Is Your Adviser Working in Your Best Interests?

6 Things Your Financial Adviser Doesn’t Want You to Know

Running out of money in retirement is one of the biggest risks, and fears, many investors face. Working your whole life to gather enough wealth for retirement is a tremendous undertaking. Choosing the right financial adviser for your retirement investments is vital.  

In order to make the best decision for you and your family, it is imperative you understand your financial landscape. Namely, the difference between Registered Investment Advisers (RIAs) and brokers.

MORE: Interested in market analysis for your portfolio? Our latest Stock Market Outlook looks at key stock market drivers including market, political, and economic factors. 

One is not necessarily better than the other. RIAs and brokers co-exist in the financial industry for good reason. However, one will better suit your lifestyle and your needs. Before you decide which, make sure you understand the difference, and what that could mean for your investments and your retirement.

The most common difference between an RIA and a broker is the conflict of interest disclosure. RIAs are legally required by the Securities and Exchange Committee (SEC) to put clients’ financial interests before their own, and disclose all possible conflicts of interest.
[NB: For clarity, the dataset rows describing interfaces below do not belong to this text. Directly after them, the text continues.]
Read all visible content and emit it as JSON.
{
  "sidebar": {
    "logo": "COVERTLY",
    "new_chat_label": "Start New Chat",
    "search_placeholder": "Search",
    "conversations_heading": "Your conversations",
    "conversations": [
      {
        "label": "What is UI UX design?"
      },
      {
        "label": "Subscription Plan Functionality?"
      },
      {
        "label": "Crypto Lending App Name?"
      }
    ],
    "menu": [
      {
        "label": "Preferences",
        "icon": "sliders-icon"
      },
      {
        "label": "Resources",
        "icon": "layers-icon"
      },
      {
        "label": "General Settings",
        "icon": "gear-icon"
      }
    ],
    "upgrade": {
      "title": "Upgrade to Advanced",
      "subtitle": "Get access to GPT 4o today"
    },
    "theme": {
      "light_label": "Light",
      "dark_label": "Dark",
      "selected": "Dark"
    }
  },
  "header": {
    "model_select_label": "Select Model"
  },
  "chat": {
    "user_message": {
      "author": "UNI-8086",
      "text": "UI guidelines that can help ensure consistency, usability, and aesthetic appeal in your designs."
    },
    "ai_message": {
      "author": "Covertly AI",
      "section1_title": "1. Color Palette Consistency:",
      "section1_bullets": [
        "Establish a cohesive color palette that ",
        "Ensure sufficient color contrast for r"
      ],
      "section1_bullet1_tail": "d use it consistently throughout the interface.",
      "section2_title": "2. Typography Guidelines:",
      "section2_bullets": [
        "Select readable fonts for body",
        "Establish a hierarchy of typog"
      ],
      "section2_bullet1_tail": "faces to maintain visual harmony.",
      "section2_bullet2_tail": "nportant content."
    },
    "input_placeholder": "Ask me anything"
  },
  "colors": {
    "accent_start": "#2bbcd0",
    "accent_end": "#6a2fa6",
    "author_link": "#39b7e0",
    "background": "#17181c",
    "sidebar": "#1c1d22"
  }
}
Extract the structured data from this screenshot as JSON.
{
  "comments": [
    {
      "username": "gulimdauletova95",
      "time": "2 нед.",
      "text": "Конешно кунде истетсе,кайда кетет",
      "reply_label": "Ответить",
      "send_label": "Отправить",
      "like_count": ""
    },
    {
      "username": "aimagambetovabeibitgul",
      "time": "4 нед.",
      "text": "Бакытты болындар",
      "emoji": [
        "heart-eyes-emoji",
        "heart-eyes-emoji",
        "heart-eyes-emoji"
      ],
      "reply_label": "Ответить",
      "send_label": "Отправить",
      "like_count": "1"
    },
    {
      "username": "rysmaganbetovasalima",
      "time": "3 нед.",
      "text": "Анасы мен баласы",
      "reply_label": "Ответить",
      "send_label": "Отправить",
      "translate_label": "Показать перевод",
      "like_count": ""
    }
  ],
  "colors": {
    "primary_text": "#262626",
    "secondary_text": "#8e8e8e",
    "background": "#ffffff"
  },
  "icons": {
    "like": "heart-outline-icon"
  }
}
Brokers adhere to a suitability standard, which means investments made on your behalf must be “suitable” to your needs.

Now, this doesn’t mean all brokers aim for “suitable” as opposed to “best interests,” but these are the SEC legal guidelines each group must adhere to. In order to make the best decision for you, your family and your portfolio, one must acknowledge these two standards.

Here are the 6 key differences between RIAs and Broker Dealers:


Fisher Investments

Broker Dealer

1. Fiduciary Standard Suitability Standard
2. Transparency Disclosure
3. Provide Advice and Investment Management Provide Product Advice and Transactions
4. Unaffiliated Third Parties Generally Hold Assets Assets Generally Held At the Same Company
5. Subject to the Code of Ethics Rule NOT Subject to the Code of Ethics Rule
6. Obligated to Disclose Conflicts of Interest NOT Obligated to Disclose Conflicts of Interest

Founded in 1979, Fisher Investments is an independent, privately-owned money management firm with tens of billions under management, serving a global client base of diverse investors, including over 150 large institutions and 27,000 high net worth individuals. In June 2015, Fisher Investments was named as one of Financial Times’ Top 300 US-based Registered Investment Advisers,** and our wholly-owned subsidiary, Fisher Investments UK, was recently recognized as ADVFN’s Wealth Manager of the Year